Source records:
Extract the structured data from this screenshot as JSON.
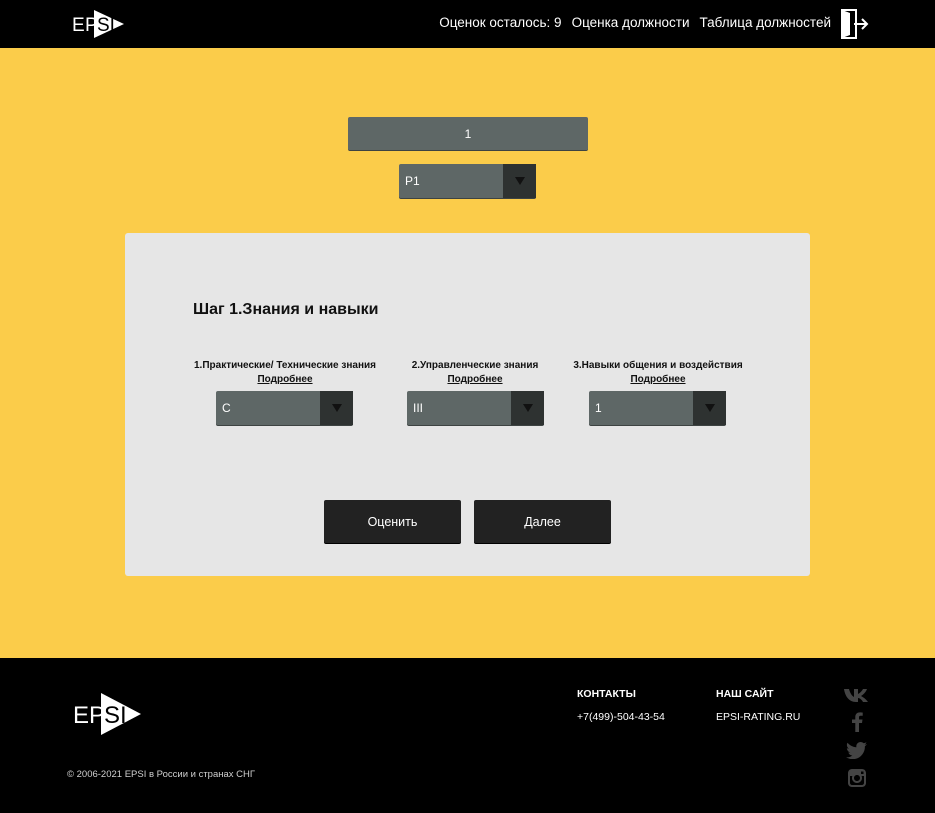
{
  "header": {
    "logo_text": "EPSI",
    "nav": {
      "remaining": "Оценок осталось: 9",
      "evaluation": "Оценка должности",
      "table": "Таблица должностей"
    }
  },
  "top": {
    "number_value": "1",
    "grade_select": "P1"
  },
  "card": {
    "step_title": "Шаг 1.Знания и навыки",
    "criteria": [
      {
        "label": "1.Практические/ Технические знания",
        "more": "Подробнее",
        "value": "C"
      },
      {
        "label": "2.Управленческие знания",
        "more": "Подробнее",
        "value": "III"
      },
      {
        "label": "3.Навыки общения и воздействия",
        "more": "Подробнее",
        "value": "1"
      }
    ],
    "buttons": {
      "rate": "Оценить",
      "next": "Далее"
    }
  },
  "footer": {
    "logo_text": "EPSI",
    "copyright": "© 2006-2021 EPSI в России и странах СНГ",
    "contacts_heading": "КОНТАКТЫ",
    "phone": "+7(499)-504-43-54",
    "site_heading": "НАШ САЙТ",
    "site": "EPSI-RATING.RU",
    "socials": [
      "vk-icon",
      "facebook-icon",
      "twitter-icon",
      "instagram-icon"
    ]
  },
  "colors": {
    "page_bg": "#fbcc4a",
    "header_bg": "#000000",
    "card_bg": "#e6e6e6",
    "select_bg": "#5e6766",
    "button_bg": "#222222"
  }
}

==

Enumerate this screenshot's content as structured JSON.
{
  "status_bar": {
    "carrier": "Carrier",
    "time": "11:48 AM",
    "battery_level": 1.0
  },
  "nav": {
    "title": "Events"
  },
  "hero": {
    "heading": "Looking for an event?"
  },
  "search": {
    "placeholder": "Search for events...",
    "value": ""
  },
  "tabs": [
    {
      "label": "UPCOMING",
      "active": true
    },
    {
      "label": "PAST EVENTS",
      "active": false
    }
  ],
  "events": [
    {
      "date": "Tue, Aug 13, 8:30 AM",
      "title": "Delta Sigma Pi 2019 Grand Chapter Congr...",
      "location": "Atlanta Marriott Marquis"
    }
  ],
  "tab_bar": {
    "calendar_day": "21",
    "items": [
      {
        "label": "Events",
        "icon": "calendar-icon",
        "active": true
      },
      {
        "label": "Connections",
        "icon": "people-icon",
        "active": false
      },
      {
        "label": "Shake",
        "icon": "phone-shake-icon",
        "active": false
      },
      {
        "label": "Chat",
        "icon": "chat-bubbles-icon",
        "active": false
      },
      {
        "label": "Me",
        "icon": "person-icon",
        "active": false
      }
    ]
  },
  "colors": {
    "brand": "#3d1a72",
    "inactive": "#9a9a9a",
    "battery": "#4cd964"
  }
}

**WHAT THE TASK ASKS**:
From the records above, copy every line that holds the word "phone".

**OUTPUT BELOW**:
    "phone": "+7(499)-504-43-54",
        "icon": "phone-shake-icon",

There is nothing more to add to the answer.